Problem statement:
The answer must consist of each line below that contains the string "heading".

Input data:

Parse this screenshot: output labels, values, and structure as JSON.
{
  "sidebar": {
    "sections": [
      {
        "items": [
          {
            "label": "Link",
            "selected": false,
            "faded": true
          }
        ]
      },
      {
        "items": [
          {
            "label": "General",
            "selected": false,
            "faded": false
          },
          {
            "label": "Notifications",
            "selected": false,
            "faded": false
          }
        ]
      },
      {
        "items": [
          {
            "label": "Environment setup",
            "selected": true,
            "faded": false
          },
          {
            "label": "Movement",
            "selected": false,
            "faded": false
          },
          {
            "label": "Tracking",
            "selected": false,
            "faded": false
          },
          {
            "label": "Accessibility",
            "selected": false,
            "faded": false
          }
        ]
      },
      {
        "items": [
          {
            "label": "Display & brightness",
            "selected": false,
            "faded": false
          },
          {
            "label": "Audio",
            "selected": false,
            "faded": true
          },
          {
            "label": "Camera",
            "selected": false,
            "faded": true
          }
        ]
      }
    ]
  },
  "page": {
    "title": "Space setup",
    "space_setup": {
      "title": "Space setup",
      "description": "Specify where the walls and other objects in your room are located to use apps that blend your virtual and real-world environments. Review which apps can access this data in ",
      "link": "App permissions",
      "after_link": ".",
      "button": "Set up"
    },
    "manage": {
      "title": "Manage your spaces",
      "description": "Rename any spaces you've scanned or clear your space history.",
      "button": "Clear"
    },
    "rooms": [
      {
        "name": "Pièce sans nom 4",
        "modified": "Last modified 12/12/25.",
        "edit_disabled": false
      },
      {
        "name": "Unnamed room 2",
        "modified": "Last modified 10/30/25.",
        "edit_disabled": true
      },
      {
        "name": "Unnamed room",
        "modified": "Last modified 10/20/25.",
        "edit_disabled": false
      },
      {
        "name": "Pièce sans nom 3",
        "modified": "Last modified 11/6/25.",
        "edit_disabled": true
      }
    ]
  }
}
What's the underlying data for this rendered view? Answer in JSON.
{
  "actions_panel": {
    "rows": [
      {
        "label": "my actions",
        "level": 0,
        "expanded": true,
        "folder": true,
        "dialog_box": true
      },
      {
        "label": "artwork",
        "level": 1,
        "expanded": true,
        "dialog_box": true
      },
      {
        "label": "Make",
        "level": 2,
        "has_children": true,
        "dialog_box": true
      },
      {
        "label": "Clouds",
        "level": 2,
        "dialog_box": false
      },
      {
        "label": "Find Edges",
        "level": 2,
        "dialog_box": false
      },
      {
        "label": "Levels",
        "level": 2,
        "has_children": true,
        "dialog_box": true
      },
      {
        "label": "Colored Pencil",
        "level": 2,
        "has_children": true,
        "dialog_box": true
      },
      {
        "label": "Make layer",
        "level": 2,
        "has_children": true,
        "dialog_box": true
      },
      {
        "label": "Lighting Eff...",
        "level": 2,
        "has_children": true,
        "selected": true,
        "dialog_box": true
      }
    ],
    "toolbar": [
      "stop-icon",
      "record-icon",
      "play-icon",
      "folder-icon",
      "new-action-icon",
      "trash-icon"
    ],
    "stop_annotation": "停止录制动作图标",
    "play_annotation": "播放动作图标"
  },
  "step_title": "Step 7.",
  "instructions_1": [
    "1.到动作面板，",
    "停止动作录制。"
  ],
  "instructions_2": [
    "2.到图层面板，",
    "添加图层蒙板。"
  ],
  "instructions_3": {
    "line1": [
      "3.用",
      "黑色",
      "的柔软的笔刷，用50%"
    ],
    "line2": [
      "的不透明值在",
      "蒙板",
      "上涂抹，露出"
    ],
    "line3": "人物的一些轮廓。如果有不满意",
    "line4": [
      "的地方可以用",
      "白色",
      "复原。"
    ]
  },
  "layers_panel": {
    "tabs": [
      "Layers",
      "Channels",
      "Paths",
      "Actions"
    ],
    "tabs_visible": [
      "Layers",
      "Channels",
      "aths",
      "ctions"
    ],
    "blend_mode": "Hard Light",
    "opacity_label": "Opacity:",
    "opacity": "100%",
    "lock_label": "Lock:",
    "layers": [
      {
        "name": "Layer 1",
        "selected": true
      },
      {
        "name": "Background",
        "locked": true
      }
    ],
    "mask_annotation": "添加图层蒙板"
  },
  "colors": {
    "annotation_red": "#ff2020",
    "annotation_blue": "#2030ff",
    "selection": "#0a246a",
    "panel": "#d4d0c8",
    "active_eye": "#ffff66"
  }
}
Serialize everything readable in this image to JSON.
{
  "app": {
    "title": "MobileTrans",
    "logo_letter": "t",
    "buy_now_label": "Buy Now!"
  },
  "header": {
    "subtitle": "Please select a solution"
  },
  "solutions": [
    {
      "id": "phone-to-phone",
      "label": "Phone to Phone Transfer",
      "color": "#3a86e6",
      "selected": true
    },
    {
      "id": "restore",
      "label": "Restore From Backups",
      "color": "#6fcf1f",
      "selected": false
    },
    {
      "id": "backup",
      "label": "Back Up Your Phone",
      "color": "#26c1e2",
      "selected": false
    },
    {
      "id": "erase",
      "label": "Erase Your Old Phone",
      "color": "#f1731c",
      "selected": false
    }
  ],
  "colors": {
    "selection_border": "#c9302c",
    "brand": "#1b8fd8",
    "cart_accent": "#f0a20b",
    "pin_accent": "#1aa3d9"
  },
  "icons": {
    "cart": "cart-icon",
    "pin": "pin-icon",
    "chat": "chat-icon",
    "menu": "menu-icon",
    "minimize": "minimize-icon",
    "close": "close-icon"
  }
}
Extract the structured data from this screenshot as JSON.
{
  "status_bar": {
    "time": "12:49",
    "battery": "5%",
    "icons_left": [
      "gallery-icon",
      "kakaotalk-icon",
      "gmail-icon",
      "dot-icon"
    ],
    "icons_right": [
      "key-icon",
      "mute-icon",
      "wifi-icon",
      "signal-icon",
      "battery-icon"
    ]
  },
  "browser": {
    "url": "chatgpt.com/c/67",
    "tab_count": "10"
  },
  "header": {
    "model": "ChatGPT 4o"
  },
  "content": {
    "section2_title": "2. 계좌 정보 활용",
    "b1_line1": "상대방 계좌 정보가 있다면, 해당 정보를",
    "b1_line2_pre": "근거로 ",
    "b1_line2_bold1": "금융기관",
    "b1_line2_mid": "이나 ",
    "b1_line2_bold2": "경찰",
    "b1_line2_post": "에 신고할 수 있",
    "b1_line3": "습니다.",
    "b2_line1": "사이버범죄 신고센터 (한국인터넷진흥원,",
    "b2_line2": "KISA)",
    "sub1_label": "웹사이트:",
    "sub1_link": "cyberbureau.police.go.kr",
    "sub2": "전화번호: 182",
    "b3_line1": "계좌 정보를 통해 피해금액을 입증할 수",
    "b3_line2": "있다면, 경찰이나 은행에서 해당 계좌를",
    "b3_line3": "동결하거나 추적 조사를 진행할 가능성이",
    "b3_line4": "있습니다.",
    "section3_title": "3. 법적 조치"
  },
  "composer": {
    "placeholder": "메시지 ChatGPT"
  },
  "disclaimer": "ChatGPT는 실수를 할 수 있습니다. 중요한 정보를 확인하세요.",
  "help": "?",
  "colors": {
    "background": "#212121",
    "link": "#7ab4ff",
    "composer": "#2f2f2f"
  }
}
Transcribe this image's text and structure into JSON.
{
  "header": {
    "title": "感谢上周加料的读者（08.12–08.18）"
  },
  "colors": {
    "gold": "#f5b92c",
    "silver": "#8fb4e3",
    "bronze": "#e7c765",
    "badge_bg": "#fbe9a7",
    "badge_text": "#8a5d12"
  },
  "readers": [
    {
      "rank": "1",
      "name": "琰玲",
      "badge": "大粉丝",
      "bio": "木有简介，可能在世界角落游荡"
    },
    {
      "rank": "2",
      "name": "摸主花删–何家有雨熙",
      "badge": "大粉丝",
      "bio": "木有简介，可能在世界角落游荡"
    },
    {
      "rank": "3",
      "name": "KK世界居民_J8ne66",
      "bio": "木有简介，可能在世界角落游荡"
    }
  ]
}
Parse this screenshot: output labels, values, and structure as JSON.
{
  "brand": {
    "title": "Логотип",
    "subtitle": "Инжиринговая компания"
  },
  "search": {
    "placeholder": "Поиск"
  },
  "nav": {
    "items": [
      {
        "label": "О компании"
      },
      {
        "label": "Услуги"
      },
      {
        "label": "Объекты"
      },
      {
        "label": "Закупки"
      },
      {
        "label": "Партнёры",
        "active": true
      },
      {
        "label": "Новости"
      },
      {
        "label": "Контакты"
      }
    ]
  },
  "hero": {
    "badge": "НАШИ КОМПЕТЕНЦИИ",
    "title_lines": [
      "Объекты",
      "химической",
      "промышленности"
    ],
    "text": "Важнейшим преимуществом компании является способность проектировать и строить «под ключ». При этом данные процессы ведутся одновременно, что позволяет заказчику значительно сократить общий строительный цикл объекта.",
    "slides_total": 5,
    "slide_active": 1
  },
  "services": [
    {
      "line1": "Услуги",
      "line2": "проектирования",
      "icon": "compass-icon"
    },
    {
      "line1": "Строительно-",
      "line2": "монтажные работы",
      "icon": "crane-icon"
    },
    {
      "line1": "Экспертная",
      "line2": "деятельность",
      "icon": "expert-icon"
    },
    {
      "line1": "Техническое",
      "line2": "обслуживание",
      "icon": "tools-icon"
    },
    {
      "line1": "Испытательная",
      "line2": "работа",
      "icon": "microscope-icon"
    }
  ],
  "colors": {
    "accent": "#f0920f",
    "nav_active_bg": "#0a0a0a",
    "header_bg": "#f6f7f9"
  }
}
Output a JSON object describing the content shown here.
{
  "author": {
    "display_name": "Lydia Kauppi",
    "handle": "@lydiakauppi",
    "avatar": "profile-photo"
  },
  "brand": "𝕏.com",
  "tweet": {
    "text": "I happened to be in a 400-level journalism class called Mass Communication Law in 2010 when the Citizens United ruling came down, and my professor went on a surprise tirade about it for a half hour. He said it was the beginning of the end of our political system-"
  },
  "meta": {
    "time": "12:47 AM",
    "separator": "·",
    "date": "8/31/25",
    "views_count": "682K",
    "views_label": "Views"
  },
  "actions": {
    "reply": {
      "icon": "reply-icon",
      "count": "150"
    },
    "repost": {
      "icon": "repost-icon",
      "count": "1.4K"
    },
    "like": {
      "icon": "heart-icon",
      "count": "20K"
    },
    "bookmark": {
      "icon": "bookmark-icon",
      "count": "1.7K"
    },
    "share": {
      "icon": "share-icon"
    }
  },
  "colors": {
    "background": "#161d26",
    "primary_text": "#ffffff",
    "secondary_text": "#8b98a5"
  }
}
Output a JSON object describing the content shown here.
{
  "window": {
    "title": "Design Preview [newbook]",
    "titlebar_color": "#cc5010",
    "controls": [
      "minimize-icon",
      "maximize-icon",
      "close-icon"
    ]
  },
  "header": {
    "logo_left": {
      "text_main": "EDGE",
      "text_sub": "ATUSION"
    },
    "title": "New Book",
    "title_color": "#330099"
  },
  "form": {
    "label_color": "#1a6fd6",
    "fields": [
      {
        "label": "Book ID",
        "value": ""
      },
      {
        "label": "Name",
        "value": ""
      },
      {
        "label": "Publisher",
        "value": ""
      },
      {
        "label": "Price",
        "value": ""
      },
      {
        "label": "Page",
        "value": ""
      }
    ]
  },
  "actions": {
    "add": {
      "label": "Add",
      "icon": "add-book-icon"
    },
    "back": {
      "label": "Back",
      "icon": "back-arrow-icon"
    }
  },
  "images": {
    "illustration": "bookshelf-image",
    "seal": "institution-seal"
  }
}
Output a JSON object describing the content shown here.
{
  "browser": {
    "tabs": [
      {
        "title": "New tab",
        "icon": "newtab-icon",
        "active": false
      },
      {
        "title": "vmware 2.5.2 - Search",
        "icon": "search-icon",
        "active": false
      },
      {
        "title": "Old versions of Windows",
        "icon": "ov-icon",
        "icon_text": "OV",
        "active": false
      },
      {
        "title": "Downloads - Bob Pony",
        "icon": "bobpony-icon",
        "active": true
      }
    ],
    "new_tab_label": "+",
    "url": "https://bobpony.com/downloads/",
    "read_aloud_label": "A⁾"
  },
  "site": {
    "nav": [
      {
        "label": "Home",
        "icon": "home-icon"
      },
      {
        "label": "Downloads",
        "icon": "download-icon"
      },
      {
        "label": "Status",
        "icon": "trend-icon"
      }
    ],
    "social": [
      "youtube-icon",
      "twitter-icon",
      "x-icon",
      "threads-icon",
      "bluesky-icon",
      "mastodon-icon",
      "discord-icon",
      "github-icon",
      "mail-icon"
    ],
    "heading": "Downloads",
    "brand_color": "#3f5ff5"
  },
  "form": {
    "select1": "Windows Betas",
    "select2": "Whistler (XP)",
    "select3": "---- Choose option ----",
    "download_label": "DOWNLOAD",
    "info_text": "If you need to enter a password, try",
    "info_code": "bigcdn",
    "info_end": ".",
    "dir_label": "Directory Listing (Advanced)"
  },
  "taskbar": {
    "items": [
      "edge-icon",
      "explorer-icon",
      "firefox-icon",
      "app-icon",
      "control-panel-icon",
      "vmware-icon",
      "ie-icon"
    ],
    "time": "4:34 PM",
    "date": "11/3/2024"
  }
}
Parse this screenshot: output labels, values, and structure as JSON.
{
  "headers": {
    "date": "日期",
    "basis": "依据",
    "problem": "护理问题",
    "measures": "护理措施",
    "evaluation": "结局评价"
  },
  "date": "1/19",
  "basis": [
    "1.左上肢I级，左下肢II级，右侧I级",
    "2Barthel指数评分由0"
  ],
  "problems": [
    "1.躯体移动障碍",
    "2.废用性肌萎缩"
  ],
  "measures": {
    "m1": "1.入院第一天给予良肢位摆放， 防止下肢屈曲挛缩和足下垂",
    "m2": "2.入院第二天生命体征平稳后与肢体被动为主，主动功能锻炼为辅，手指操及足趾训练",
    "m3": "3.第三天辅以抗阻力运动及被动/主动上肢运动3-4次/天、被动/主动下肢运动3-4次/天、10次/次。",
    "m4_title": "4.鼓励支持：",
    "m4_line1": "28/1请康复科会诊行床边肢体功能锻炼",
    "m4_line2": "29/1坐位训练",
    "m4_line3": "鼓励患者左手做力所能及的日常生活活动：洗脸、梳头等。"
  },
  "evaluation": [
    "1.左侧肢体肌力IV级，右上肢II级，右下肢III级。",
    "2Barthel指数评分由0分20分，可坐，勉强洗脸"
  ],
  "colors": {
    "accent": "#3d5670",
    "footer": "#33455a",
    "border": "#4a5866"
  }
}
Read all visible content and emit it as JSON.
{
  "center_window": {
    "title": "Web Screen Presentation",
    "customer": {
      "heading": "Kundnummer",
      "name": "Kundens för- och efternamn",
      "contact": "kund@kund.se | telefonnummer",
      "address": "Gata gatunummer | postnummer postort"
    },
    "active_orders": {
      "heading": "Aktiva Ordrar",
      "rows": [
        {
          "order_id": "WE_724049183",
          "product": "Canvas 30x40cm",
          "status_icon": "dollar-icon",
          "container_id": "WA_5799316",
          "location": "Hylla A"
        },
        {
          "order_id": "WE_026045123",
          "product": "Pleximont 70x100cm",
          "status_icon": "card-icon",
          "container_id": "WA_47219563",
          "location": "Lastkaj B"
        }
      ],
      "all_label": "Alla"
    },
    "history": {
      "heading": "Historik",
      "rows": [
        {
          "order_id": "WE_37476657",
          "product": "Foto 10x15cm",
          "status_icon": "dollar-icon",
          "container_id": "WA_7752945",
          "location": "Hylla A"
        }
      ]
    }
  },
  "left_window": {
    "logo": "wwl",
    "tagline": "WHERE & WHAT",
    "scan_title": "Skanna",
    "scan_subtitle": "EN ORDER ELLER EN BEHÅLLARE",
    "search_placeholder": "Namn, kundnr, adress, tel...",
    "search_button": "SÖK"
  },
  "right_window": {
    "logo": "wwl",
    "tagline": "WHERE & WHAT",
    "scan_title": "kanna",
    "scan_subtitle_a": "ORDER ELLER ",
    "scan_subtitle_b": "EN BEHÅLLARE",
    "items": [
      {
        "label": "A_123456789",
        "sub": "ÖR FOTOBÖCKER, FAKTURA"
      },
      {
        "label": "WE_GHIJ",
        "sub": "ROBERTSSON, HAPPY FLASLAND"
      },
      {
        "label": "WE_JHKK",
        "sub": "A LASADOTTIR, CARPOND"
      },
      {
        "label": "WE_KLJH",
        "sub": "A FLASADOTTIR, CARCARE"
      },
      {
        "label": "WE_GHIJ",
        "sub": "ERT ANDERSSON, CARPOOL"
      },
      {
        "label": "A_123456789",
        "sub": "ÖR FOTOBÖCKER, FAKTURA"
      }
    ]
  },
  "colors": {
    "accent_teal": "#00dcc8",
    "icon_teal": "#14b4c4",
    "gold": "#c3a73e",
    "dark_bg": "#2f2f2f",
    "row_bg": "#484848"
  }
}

The completed task:
    "heading": "Downloads",
      "heading": "Kundnummer",
      "heading": "Aktiva Ordrar",
      "heading": "Historik",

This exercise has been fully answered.